At least six leading law firms have already published modern slavery and human trafficking statements, according to research that suggests a ‘lacklustre’ response among the FTSE 500.

The Modern Slavery Act, which came into force last year, requires commercial organisations with an annual turnover exceeding £36m to produce a statement on their website.

A link to the statement must appear prominently on the website homepage. 

Government guidance states that organisations are encouraged to publish a statement within six months of the last financial year-end.

The statement must reflect steps the organisation has taken during the previous financial year to ensure that slavery and human trafficking is not taking place in their supply chains or their own business.

Should an organisation fail to publish a statement, the government may seek a High Court injunction requiring compliance.

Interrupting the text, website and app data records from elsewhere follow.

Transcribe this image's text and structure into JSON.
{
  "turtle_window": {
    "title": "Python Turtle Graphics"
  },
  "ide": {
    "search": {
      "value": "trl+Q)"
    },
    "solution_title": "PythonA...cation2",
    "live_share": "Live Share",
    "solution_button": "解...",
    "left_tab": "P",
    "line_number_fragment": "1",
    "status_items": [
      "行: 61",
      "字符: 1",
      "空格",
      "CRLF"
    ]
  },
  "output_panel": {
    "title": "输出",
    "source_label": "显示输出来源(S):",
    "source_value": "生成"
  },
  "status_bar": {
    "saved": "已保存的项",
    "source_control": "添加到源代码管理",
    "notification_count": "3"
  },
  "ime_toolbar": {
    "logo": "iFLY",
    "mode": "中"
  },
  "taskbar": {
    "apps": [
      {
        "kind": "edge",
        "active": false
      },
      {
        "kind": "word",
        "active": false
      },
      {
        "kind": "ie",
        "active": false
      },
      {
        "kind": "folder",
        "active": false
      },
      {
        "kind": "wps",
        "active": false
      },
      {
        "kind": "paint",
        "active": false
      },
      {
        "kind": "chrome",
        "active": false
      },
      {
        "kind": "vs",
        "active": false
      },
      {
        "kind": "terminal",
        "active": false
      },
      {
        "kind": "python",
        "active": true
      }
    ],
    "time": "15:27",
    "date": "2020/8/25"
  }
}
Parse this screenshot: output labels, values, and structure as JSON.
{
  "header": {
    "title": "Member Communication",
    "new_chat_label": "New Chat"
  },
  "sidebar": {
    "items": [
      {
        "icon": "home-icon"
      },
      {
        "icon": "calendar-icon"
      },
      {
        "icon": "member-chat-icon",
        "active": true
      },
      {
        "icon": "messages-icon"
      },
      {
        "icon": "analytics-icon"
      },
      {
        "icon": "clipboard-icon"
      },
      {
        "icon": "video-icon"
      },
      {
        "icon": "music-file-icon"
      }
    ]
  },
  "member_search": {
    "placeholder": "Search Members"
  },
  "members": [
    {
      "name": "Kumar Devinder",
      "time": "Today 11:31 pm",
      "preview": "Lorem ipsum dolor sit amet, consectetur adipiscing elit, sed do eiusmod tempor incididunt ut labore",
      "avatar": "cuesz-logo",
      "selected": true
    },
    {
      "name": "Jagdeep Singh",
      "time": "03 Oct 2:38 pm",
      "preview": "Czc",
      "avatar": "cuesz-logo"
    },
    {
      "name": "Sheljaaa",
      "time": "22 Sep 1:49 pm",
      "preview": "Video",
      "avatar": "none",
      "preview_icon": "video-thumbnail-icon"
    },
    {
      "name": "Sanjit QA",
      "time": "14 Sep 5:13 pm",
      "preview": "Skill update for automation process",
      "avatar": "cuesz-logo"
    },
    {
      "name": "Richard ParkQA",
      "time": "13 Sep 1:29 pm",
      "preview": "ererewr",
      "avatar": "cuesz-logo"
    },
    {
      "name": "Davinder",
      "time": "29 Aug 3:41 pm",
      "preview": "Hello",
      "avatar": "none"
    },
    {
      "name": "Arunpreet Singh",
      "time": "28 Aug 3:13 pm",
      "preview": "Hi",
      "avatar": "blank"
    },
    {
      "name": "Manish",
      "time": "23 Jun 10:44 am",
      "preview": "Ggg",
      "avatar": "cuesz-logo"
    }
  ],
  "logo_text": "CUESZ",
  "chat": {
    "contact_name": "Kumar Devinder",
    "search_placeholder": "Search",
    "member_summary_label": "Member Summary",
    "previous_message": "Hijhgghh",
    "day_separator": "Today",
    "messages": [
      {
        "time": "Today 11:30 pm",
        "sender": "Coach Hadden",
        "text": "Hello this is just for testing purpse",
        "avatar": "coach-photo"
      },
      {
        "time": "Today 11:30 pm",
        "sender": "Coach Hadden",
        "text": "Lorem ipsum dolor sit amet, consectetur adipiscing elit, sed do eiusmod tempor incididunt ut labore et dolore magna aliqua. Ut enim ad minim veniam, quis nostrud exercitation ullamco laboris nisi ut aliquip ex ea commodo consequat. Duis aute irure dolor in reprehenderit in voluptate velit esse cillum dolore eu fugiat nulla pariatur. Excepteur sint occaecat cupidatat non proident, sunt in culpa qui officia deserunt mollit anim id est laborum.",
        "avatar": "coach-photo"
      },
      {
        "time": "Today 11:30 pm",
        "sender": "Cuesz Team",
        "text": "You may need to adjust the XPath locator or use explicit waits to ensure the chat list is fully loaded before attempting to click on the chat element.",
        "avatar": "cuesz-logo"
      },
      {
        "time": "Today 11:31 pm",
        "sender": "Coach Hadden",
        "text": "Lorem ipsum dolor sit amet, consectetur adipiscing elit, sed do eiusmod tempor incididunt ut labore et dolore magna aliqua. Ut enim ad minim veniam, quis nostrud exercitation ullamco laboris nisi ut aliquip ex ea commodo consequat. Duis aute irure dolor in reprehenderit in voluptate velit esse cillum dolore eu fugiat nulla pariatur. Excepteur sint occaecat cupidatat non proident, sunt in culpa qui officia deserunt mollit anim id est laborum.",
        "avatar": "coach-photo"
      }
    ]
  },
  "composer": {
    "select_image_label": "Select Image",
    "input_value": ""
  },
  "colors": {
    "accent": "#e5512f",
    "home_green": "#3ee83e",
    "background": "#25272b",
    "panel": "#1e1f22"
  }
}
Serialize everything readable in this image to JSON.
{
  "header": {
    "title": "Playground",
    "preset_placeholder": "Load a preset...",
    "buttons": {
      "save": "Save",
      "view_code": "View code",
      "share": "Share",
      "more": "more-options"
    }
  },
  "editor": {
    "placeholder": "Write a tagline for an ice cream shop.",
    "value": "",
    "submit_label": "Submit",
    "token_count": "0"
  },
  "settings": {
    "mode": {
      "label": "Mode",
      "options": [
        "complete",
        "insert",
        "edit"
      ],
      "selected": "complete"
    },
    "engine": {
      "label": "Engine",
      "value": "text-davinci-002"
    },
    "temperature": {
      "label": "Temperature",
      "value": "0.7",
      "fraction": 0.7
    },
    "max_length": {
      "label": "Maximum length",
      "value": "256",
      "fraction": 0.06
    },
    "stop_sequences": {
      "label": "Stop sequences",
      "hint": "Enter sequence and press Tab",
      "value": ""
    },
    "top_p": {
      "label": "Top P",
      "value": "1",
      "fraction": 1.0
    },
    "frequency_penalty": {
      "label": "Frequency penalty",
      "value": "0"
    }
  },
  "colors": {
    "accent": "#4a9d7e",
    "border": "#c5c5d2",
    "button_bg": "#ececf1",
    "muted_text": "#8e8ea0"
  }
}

Research conducted by risk and compliance firm VinciWorks shows that six law firms have published statements so far: DAC Beachcroft, Bevan Brittan, Clarke Willmott, Freeths, TLT Solicitors and Weightmans.

However, there has been a ‘lacklustre’ response from FTSE 500 companies, VinciWorks said. A review of their websites, conducted in June, showed that just 8% had published statements.

Kathryn Dooks, employment partner at technology firm Kemp Little, said in-house legal teams need at least six months to complete the work required to publish a statement.

She said: ‘Given that it may take some time for companies to undertake an audit of their global supply chain and to obtain responses from suppliers (whilst the suppliers wait for responses from companies further down their supply chain), in-house legal teams should start the audit process at least six months before the reporting deadline and longer if they have a particularly complex, international supply chain.’

Dooks said overseas parent companies will be required to produce a statement where a UK subsidiary cannot be said to ’act completely independently’ of them - for instance, if the parent and subsidiary have the same board of directors.

Yesterday prime minister Theresa May (pictured) announced that she was setting up the first government taskforce on modern slavery.

May said the act had delivered a ‘world-leading’ transparency requirement on businesses to show that modern slavery is not taking place in their companies or supply chains.